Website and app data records
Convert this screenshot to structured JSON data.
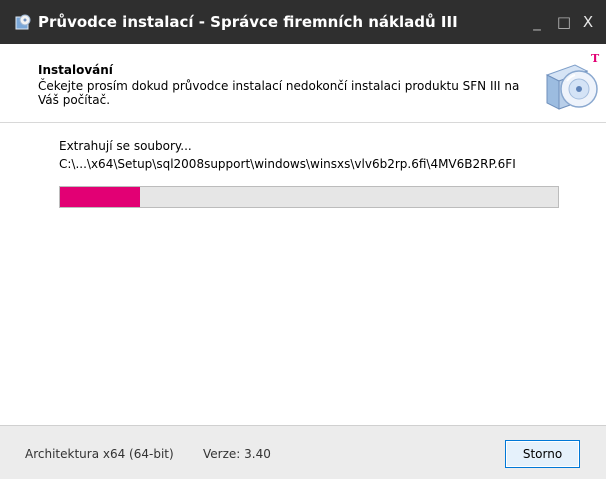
{
  "window": {
    "title": "Průvodce instalací - Správce firemních nákladů III",
    "app_icon": "installer-icon",
    "controls": {
      "minimize": "_",
      "maximize": "□",
      "close": "X"
    }
  },
  "header": {
    "title": "Instalování",
    "description": "Čekejte prosím dokud průvodce instalací nedokončí instalaci produktu SFN III na Váš počítač.",
    "brand_mark": "T",
    "icon": "cd-installer-icon"
  },
  "main": {
    "status": "Extrahují se soubory...",
    "current_file": "C:\\...\\x64\\Setup\\sql2008support\\windows\\winsxs\\vlv6b2rp.6fi\\4MV6B2RP.6FI",
    "progress": 0.16
  },
  "footer": {
    "architecture": "Architektura x64 (64-bit)",
    "version": "Verze: 3.40",
    "cancel_label": "Storno"
  },
  "colors": {
    "accent": "#e20074",
    "titlebar": "#2f2f2f",
    "button_border": "#0078d7"
  }
}
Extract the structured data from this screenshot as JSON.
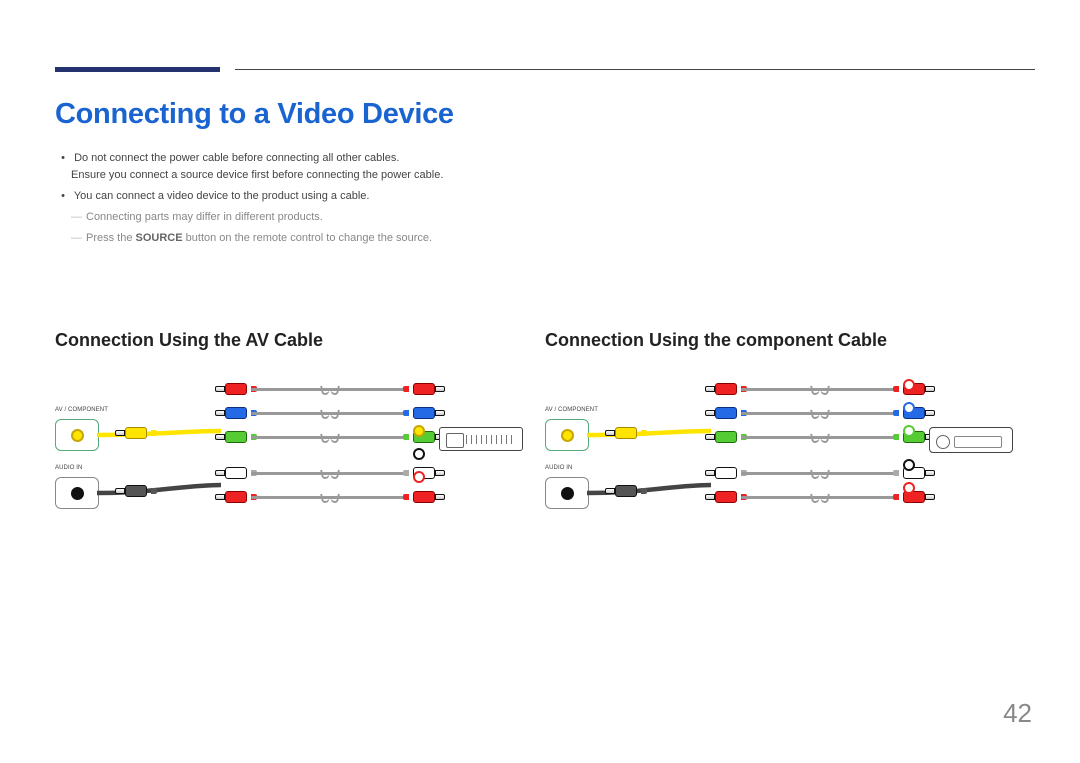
{
  "title": "Connecting to a Video Device",
  "intro": {
    "bullets": [
      {
        "line1": "Do not connect the power cable before connecting all other cables.",
        "line2": "Ensure you connect a source device first before connecting the power cable."
      },
      {
        "line1": "You can connect a video device to the product using a cable."
      }
    ],
    "notes": [
      "Connecting parts may differ in different products.",
      "Press the SOURCE button on the remote control to change the source."
    ],
    "strong_word": "SOURCE"
  },
  "left": {
    "heading": "Connection Using the AV Cable",
    "port_labels": {
      "av": "AV / COMPONENT",
      "audio": "AUDIO IN"
    },
    "rows": [
      "red",
      "blue",
      "green",
      "white",
      "red"
    ],
    "dest": [
      "yellow",
      "white",
      "red"
    ]
  },
  "right": {
    "heading": "Connection Using the component Cable",
    "port_labels": {
      "av": "AV / COMPONENT",
      "audio": "AUDIO IN"
    },
    "rows": [
      "red",
      "blue",
      "green",
      "white",
      "red"
    ],
    "dest": [
      "red",
      "blue",
      "green",
      "white",
      "red"
    ]
  },
  "page_number": "42"
}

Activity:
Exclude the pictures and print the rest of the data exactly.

Exercise solution:
Convert this screenshot to structured JSON data.
{
  "window": {
    "title": "Průvodce instalací - Správce firemních nákladů III",
    "app_icon": "installer-icon",
    "controls": {
      "minimize": "_",
      "maximize": "□",
      "close": "X"
    }
  },
  "header": {
    "title": "Instalování",
    "description": "Čekejte prosím dokud průvodce instalací nedokončí instalaci produktu SFN III na Váš počítač.",
    "brand_mark": "T",
    "icon": "cd-installer-icon"
  },
  "main": {
    "status": "Extrahují se soubory...",
    "current_file": "C:\\...\\x64\\Setup\\sql2008support\\windows\\winsxs\\vlv6b2rp.6fi\\4MV6B2RP.6FI",
    "progress": 0.16
  },
  "footer": {
    "architecture": "Architektura x64 (64-bit)",
    "version": "Verze: 3.40",
    "cancel_label": "Storno"
  },
  "colors": {
    "accent": "#e20074",
    "titlebar": "#2f2f2f",
    "button_border": "#0078d7"
  }
}
Extract the structured data from this screenshot as JSON.
{
  "title": "Connecting to a Video Device",
  "intro": {
    "bullets": [
      {
        "line1": "Do not connect the power cable before connecting all other cables.",
        "line2": "Ensure you connect a source device first before connecting the power cable."
      },
      {
        "line1": "You can connect a video device to the product using a cable."
      }
    ],
    "notes": [
      "Connecting parts may differ in different products.",
      "Press the SOURCE button on the remote control to change the source."
    ],
    "strong_word": "SOURCE"
  },
  "left": {
    "heading": "Connection Using the AV Cable",
    "port_labels": {
      "av": "AV / COMPONENT",
      "audio": "AUDIO IN"
    },
    "rows": [
      "red",
      "blue",
      "green",
      "white",
      "red"
    ],
    "dest": [
      "yellow",
      "white",
      "red"
    ]
  },
  "right": {
    "heading": "Connection Using the component Cable",
    "port_labels": {
      "av": "AV / COMPONENT",
      "audio": "AUDIO IN"
    },
    "rows": [
      "red",
      "blue",
      "green",
      "white",
      "red"
    ],
    "dest": [
      "red",
      "blue",
      "green",
      "white",
      "red"
    ]
  },
  "page_number": "42"
}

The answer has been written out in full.